A fresher face in the world of indie upstarts, Australia’s Alex Lahey makes the perfect soundtrack to wanting to cut loose in summertime, but instead of sitting alone drunk in your hot room imagining different lives you could have lived. “I Don’t Get Invited to Parties Anymore” is the perfect kicker to her latest record, The Best of Luck Club, a song peppered with subtle detailing in its lyrics, of which you may be able to relate however many meltdowns later, and is so catchy and melodically infectious, you don’t want it to stop.
Lahey’s lyrical personality is a charming standout, foregoing the vapidity of the average modern indie songs about love, longing and heartbreak, in favor of detailing personable portraits of a tumultuous life. Throw in a scuzzy, crunchily-produced indie rock aesthetic, which occasionally contrasts with the occasional flourish of subtle synth textures coloring the mix, and you have one of the more promising acts of the festival.
You know the pickings are slim when you have to resort to a pick from the comedy portion of the lineup in a list of musical artists to see.
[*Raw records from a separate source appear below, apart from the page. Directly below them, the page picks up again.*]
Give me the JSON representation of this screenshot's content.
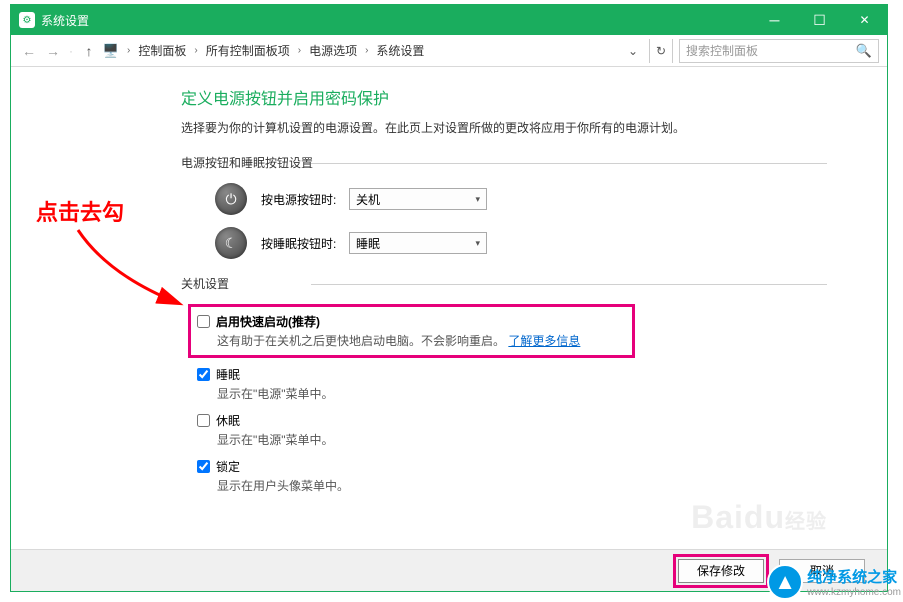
{
  "window": {
    "title": "系统设置"
  },
  "nav": {
    "crumb1": "控制面板",
    "crumb2": "所有控制面板项",
    "crumb3": "电源选项",
    "crumb4": "系统设置",
    "search_placeholder": "搜索控制面板"
  },
  "page": {
    "heading": "定义电源按钮并启用密码保护",
    "subtitle": "选择要为你的计算机设置的电源设置。在此页上对设置所做的更改将应用于你所有的电源计划。"
  },
  "button_settings": {
    "legend": "电源按钮和睡眠按钮设置",
    "power_label": "按电源按钮时:",
    "power_value": "关机",
    "sleep_label": "按睡眠按钮时:",
    "sleep_value": "睡眠"
  },
  "shutdown_settings": {
    "legend": "关机设置",
    "fast_startup": {
      "label": "启用快速启动(推荐)",
      "desc1": "这有助于在关机之后更快地启动电脑。不会影响重启。",
      "link": "了解更多信息",
      "checked": false
    },
    "sleep": {
      "label": "睡眠",
      "desc": "显示在\"电源\"菜单中。",
      "checked": true
    },
    "hibernate": {
      "label": "休眠",
      "desc": "显示在\"电源\"菜单中。",
      "checked": false
    },
    "lock": {
      "label": "锁定",
      "desc": "显示在用户头像菜单中。",
      "checked": true
    }
  },
  "footer": {
    "save": "保存修改",
    "cancel": "取消"
  },
  "annotation": {
    "text": "点击去勾"
  },
  "watermark": {
    "brand": "纯净系统之家",
    "url": "www.kzmyhome.com"
  }
}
But it’s Zack Fox’s world, we’re just living in it. Zack Fox is a plugged-in comedian, a thinker, an intuitive mind. Following him around the internet is a gift; he’ll do anything from tweet about how he wishes his foreskin had a box cut to threatening to use Ben Shapiro as his fleshlight in a Genius video that’s closing in on two million views.
As a rapper, Zack Fox has set us undeserving mortals’ Air Pods on fire with two tracks, the all-out attack “Square Up” and the enlightening “Jesus Is the One (I Got Depression),” on which Zack vividly portrays the emotional struggles of a young man who puts his dick in a bag of Doritos and makes a bitch suck the dust off the tip. Why don’t you believe in God yet?
In an age where no young person is happy, and with each passing day we only find more and more reasons to believe this place has it out for us, the prevalence of gut-wrenchingly sad, unapologetically honest hip hop makes sense, as a shoulder on which to experience existential terror together. Among the ever-growing wave of emo-infused music with digital audio workstation production goes, nothing,nowhere.‘s sung voice sounds the most like the production could be seamlessly swapped out for an instrumental off a Fearless Records album and fit just as well.
On tracks like “Clarity in Kerosene,” his voice has a sense of scratchiness and emblazoned passion in equal measure, his style of screaming over this style of production feeling way closer to an Oli Sykes or a Vic Fuentes than the average aggressive, diaphragm-based screams found in other underground trap songs. Even on the songs with a higher volume threshold, there’s a sense of genuine apathy and personal discomfort running through each line and vocal performance. A set worth checking out, if your exciting days in the Seattle sun can handle a brief glimpse into a grim, but inarguable reality.
Conventions are meant to be broken. If we only ever embraced atavism without ever looking forward, we’d all still be wearing breeches and waistcoats and talking like a creative writing major after a back-alley lobotomy. For this, we should always embrace going against the grain.
Art d’Ecco’s music may not reflect a punk spirit in volume — fans of the broodingly comforting sheen of Depeche Mode or the lavish singularity of art rock will feel right at home with his sound — but d’Ecco is a creator that wants you to pay attention. A thick, gothic atmosphere of murk permeates Trespasser, their 2018 record, which melts new wave, post-punk and elements of glam into one melting pot to gently pour over the listener’s face once cooled to room temperature. Those of you in the mood for a set that will ooze style and inspiring fearlessness, don’t miss Art d’Ecco.